You can, like with the commands to place the server into maintenance mode copy these commands into a PS1 script file and execute them from within the Exchange Management Shell (which is what I have done in the screenshot below):
You are now ready to move onto art-MBXCAS-02 and then finally art-MBX-01 (remember to upgrade art-MBXCAS-02 before art-MBX-01). You also do not have to repeat the Active Directory preparation steps. Ensure that after the upgrade has completed and you have rebooted the server to take it out of maintenance mode.
Right, that is that certainly for this series. There will of course be further Exchange 2013 shenanigans that I write – but I think, as Gordon Ramsey would say . . . Done!.
Andy Grogan [ MVP (Exchange) ]Andy is an experienced senior IT professional who is comfortable managing both large, complex technical IT environments and operating at the strategic IT direction level.
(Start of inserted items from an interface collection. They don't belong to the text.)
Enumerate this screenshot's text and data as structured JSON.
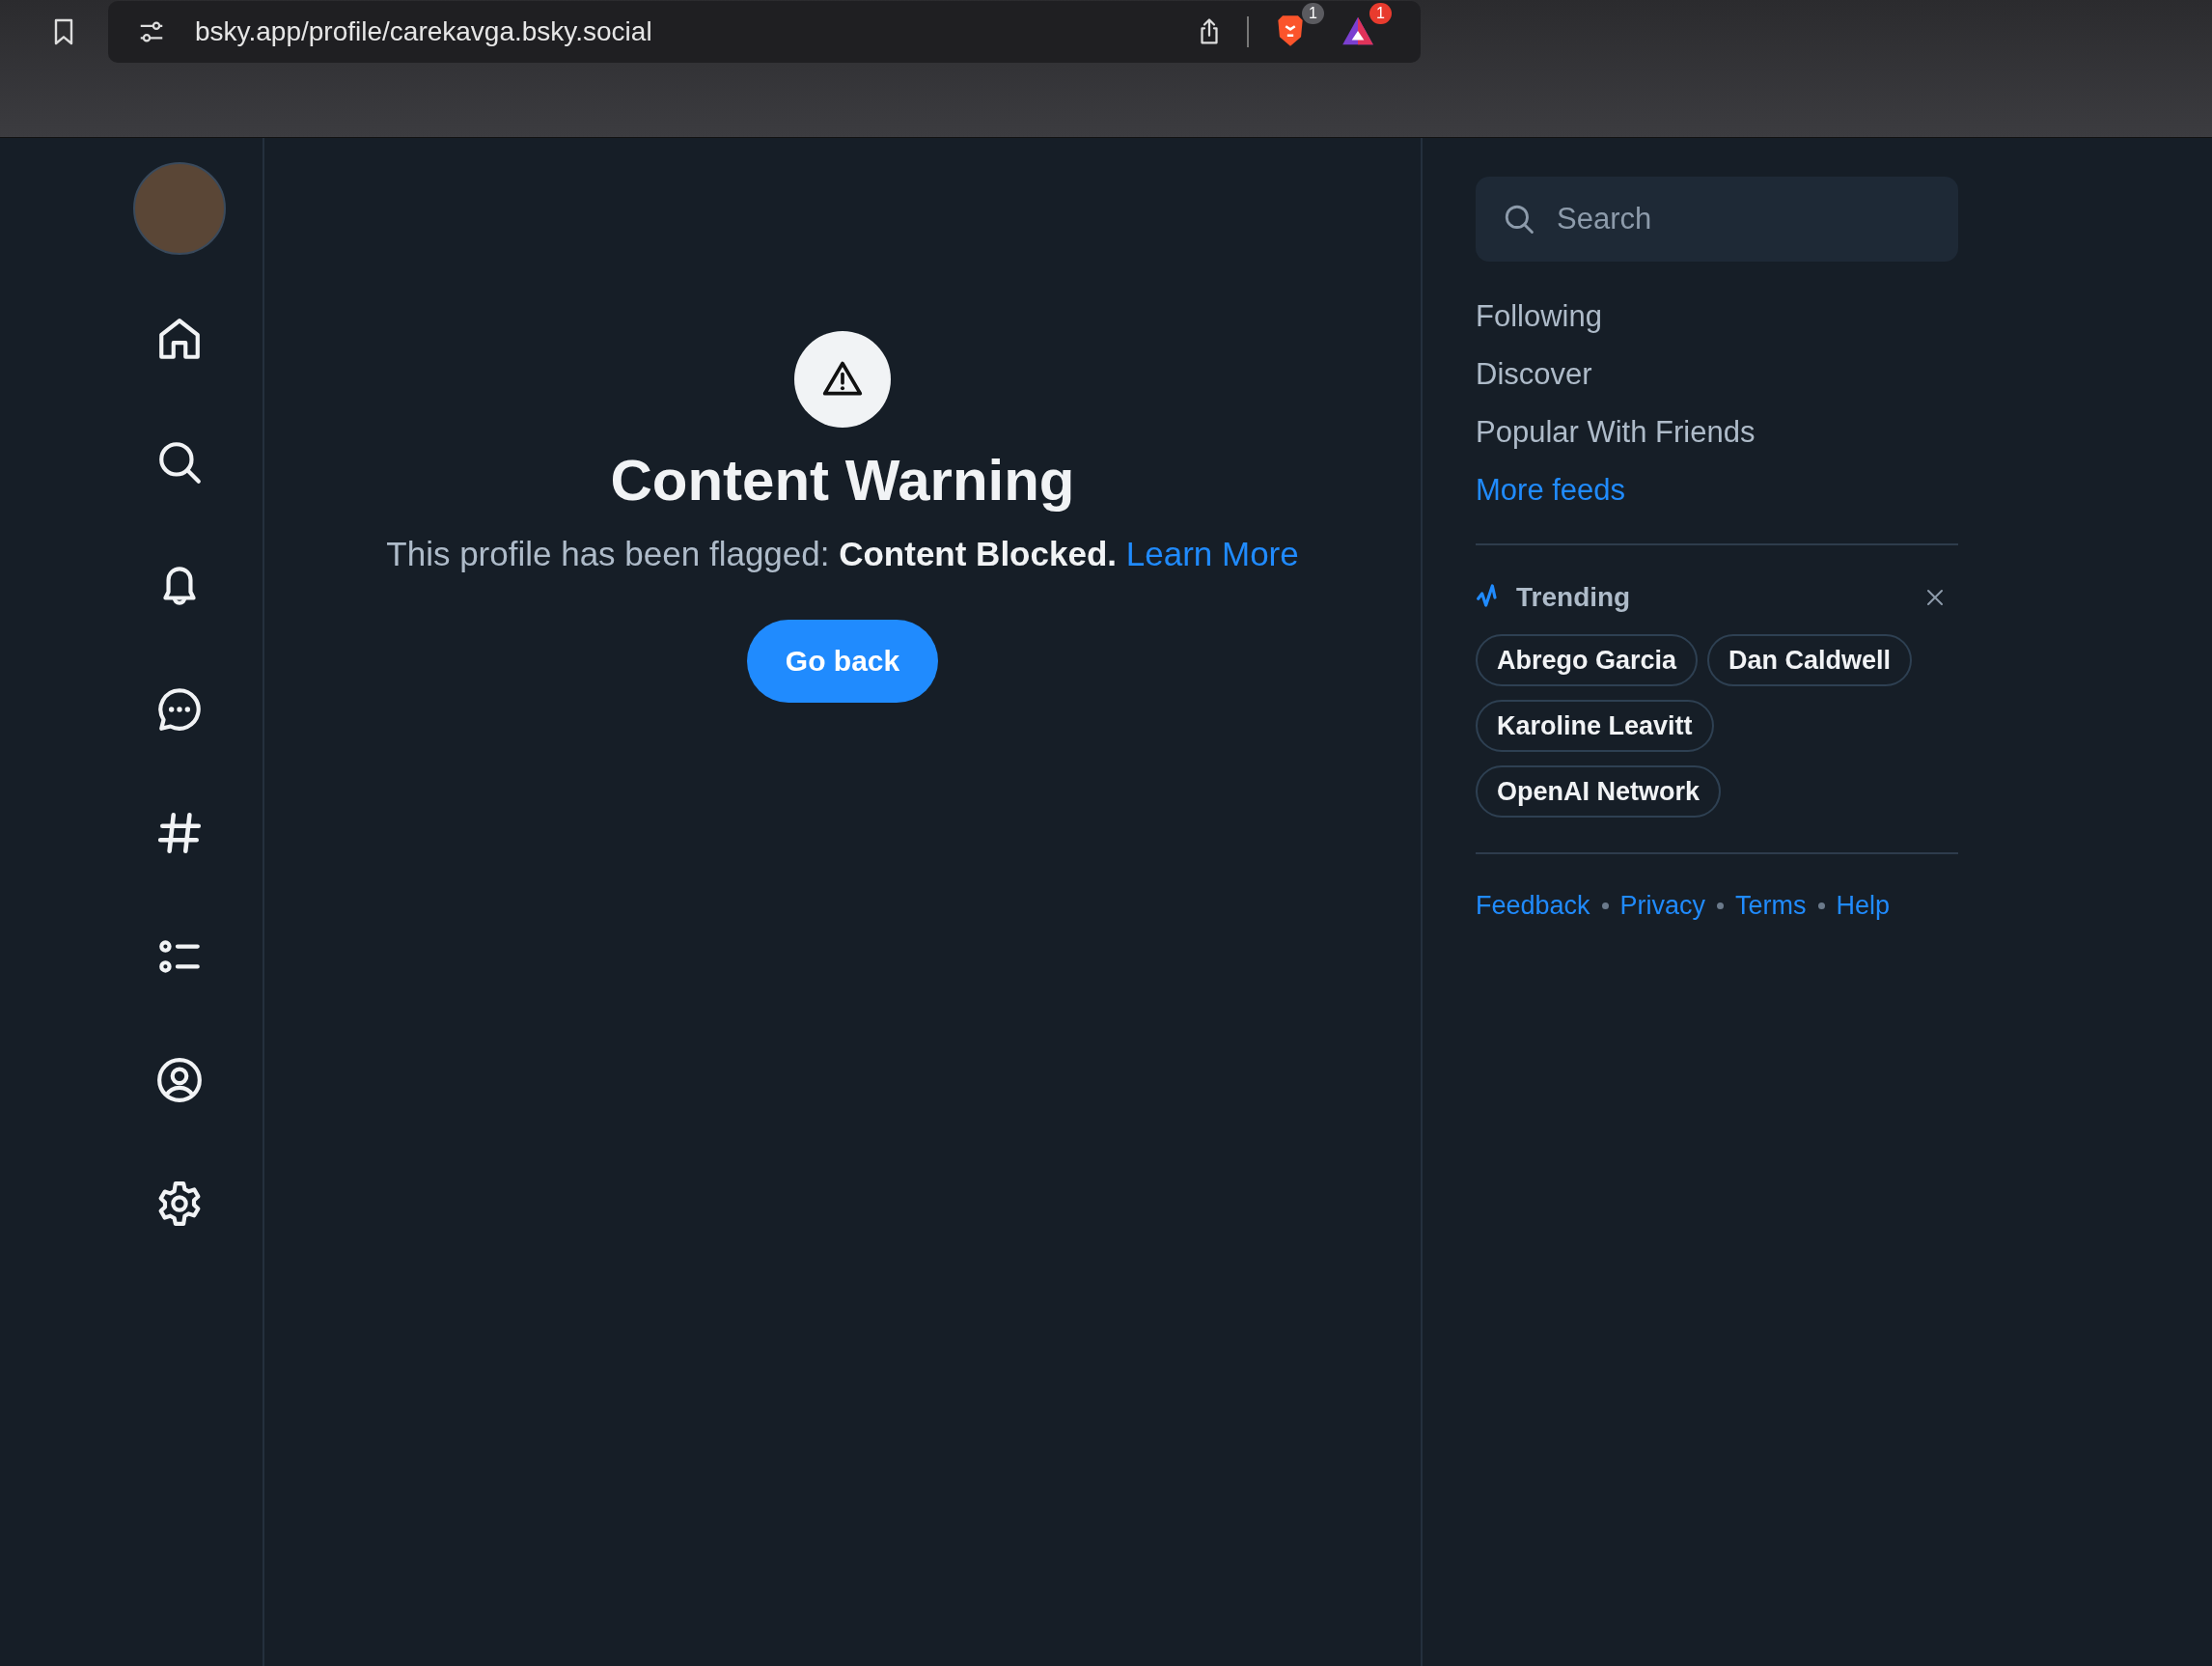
{
  "browser": {
    "url": "bsky.app/profile/carekavga.bsky.social",
    "shield_badge": "1",
    "alert_badge": "1"
  },
  "warning": {
    "title": "Content Warning",
    "message": "This profile has been flagged:  **Content Blocked.**",
    "link": "Learn More",
    "button": "Go back"
  },
  "search": {
    "placeholder": "Search"
  },
  "feeds": [
    {
      "label": "Following",
      "kind": "feed"
    },
    {
      "label": "Discover",
      "kind": "feed"
    },
    {
      "label": "Popular With Friends",
      "kind": "feed"
    },
    {
      "label": "More feeds",
      "kind": "link"
    }
  ],
  "trending": {
    "title": "Trending",
    "topics": [
      "Abrego Garcia",
      "Dan Caldwell",
      "Karoline Leavitt",
      "OpenAI Network"
    ]
  },
  "footer_links": [
    "Feedback",
    "Privacy",
    "Terms",
    "Help"
  ]
}
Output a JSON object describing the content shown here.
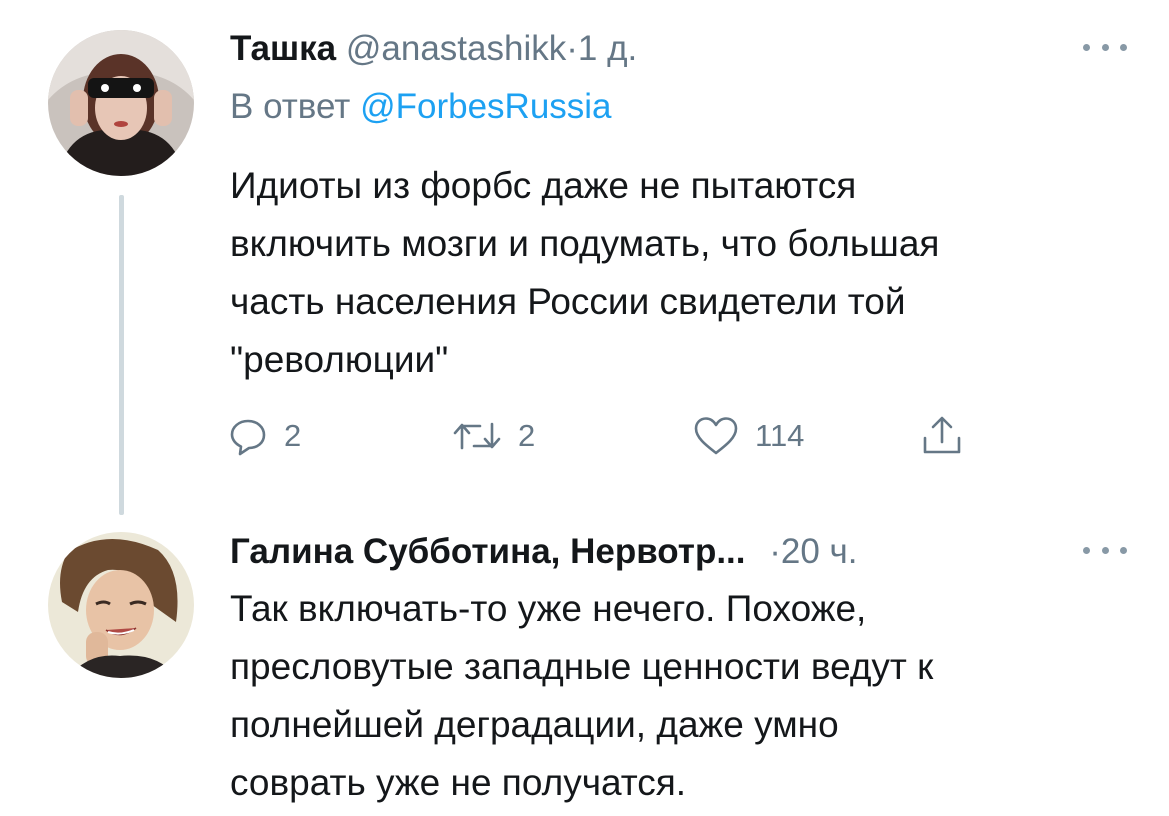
{
  "tweets": [
    {
      "display_name": "Ташка",
      "handle": "@anastashikk",
      "separator": "·",
      "time": "1 д.",
      "reply_prefix": "В ответ",
      "reply_to": "@ForbesRussia",
      "text": "Идиоты из форбс даже не пытаются\nвключить мозги и подумать, что большая\nчасть населения России свидетели той\n\"революции\"",
      "replies": "2",
      "retweets": "2",
      "likes": "114",
      "icons": {
        "reply": "reply-icon",
        "retweet": "retweet-icon",
        "like": "heart-icon",
        "share": "share-icon",
        "more": "more-icon"
      }
    },
    {
      "display_name": "Галина Субботина, Нервотр...",
      "separator": "·",
      "time": "20 ч.",
      "text": "Так включать-то уже нечего. Похоже,\nпресловутые западные ценности ведут к\nполнейшей деградации, даже умно\nсоврать уже не получатся."
    }
  ],
  "colors": {
    "text": "#14171a",
    "secondary": "#657786",
    "link": "#1da1f2",
    "thread_line": "#cfd9de"
  }
}
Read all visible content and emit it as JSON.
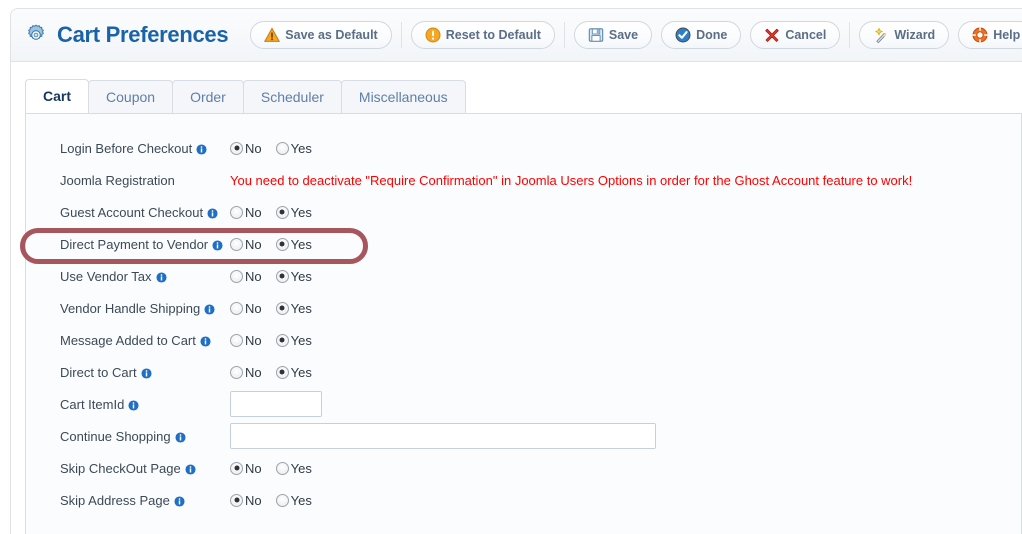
{
  "header": {
    "title": "Cart Preferences",
    "gear_icon": "gear-icon"
  },
  "toolbar": {
    "buttons": [
      {
        "label": "Save as Default",
        "icon": "warning-triangle-icon"
      },
      {
        "label": "Reset to Default",
        "icon": "exclamation-circle-icon"
      },
      {
        "label": "Save",
        "icon": "floppy-disk-icon"
      },
      {
        "label": "Done",
        "icon": "check-circle-icon"
      },
      {
        "label": "Cancel",
        "icon": "red-x-icon"
      },
      {
        "label": "Wizard",
        "icon": "magic-wand-icon"
      },
      {
        "label": "Help",
        "icon": "lifebuoy-icon"
      }
    ]
  },
  "tabs": [
    {
      "label": "Cart",
      "active": true
    },
    {
      "label": "Coupon",
      "active": false
    },
    {
      "label": "Order",
      "active": false
    },
    {
      "label": "Scheduler",
      "active": false
    },
    {
      "label": "Miscellaneous",
      "active": false
    }
  ],
  "radio_options": {
    "no": "No",
    "yes": "Yes"
  },
  "form": {
    "rows": [
      {
        "label": "Login Before Checkout",
        "info": true,
        "type": "radio",
        "value": "No"
      },
      {
        "label": "Joomla Registration",
        "info": false,
        "type": "warning",
        "warning": "You need to deactivate \"Require Confirmation\" in Joomla Users Options in order for the Ghost Account feature to work!"
      },
      {
        "label": "Guest Account Checkout",
        "info": true,
        "type": "radio",
        "value": "Yes"
      },
      {
        "label": "Direct Payment to Vendor",
        "info": true,
        "type": "radio",
        "value": "Yes",
        "highlighted": true
      },
      {
        "label": "Use Vendor Tax",
        "info": true,
        "type": "radio",
        "value": "Yes"
      },
      {
        "label": "Vendor Handle Shipping",
        "info": true,
        "type": "radio",
        "value": "Yes"
      },
      {
        "label": "Message Added to Cart",
        "info": true,
        "type": "radio",
        "value": "Yes"
      },
      {
        "label": "Direct to Cart",
        "info": true,
        "type": "radio",
        "value": "Yes"
      },
      {
        "label": "Cart ItemId",
        "info": true,
        "type": "text-small",
        "value": "",
        "placeholder": ""
      },
      {
        "label": "Continue Shopping",
        "info": true,
        "type": "text-wide",
        "value": "",
        "placeholder": ""
      },
      {
        "label": "Skip CheckOut Page",
        "info": true,
        "type": "radio",
        "value": "No"
      },
      {
        "label": "Skip Address Page",
        "info": true,
        "type": "radio",
        "value": "No"
      }
    ]
  },
  "colors": {
    "title_blue": "#1b63a8",
    "button_text": "#5a6e86",
    "warning_red": "#ff0000",
    "annotation_red": "#a14850",
    "active_tab_text": "#17375e"
  }
}
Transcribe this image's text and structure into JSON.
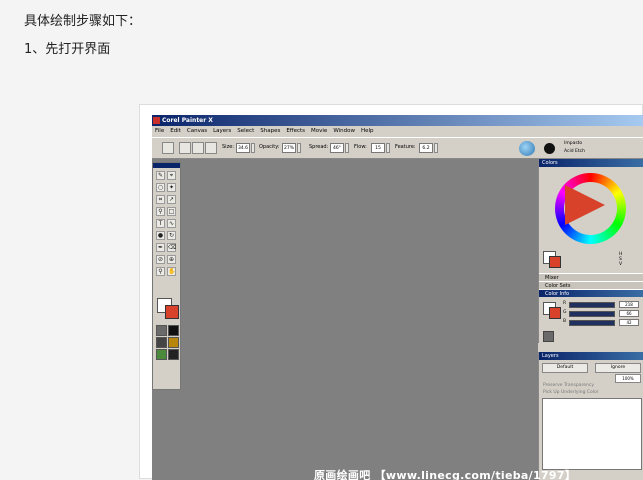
{
  "article": {
    "line1": "具体绘制步骤如下：",
    "line2": "1、先打开界面"
  },
  "app": {
    "title": "Corel Painter X",
    "menu": [
      "File",
      "Edit",
      "Canvas",
      "Layers",
      "Select",
      "Shapes",
      "Effects",
      "Movie",
      "Window",
      "Help"
    ],
    "toolbar": {
      "size_label": "Size:",
      "size_value": "34.6",
      "opacity_label": "Opacity:",
      "opacity_value": "27%",
      "spread_label": "Spread:",
      "spread_value": "46°",
      "flow_label": "Flow:",
      "flow_value": "15",
      "feature_label": "Feature:",
      "feature_value": "6.2",
      "brush_category": "Impasto",
      "brush_variant": "Acid Etch"
    },
    "panels": {
      "colors_title": "Colors",
      "mixer_title": "Mixer",
      "color_sets_title": "Color Sets",
      "color_info_title": "Color Info",
      "hsv_values": [
        "H",
        "S",
        "V"
      ],
      "rgb": [
        {
          "label": "R",
          "value": "218"
        },
        {
          "label": "G",
          "value": "66"
        },
        {
          "label": "B",
          "value": "42"
        }
      ],
      "layers_title": "Layers",
      "layers_composite": "Default",
      "layers_ignore": "Ignore",
      "layers_opacity": "100%",
      "preserve_transparency": "Preserve Transparency",
      "pick_up_color": "Pick Up Underlying Color"
    },
    "colors": {
      "titlebar": "#0a246a",
      "canvas": "#808080",
      "main_color": "#d9422a",
      "chrome": "#d4d0c8"
    }
  },
  "watermark": "原画绘画吧 【www.linecg.com/tieba/1797】"
}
He has a strong background in 3rd tier technical, data center operations management and solution design which has been built up over 16 years of experience within the IT industry in both private and public sectors - working with many frameworks and disciplines. During his career, Andy has held roles ranging from 1st and 2nd line support, head of 3rd line operations, and head of technical services all the way through head of IT. Holding such a diverse array of positions has given him a deep understanding not only of how IT organizations work from the ground level up, but how they can and should operate delivering quality services to the businesses which they support. Andy has a demonstrable track record in the design, sourcing, project management and implementation of large scale technical projects and a very eclectic technical experience base, founded predominately in Microsoft technologies (Exchange, AD, SQL, SCOM, Windows Server). He has also worked with or managed the delivery of IBM (storage, P-Series and TSM), HP (servers and storage), Cisco (routers, switches, firewalls, IPT), VMWare (ESX, ESXi,VSphere), Citrix(MetaFrame,XPe,PS4,XenApp) and Data Center / IT operations management. Andy is a 4-time recipient of Microsoft’s Most Valued Professional award for Exchange Server (2009, 2010, 2011 and 2012), and a well-known author within the international Exchange community, writing content for sites such as TechTarget, MSExchange.org, ENow and his own personal site telnetport25.com.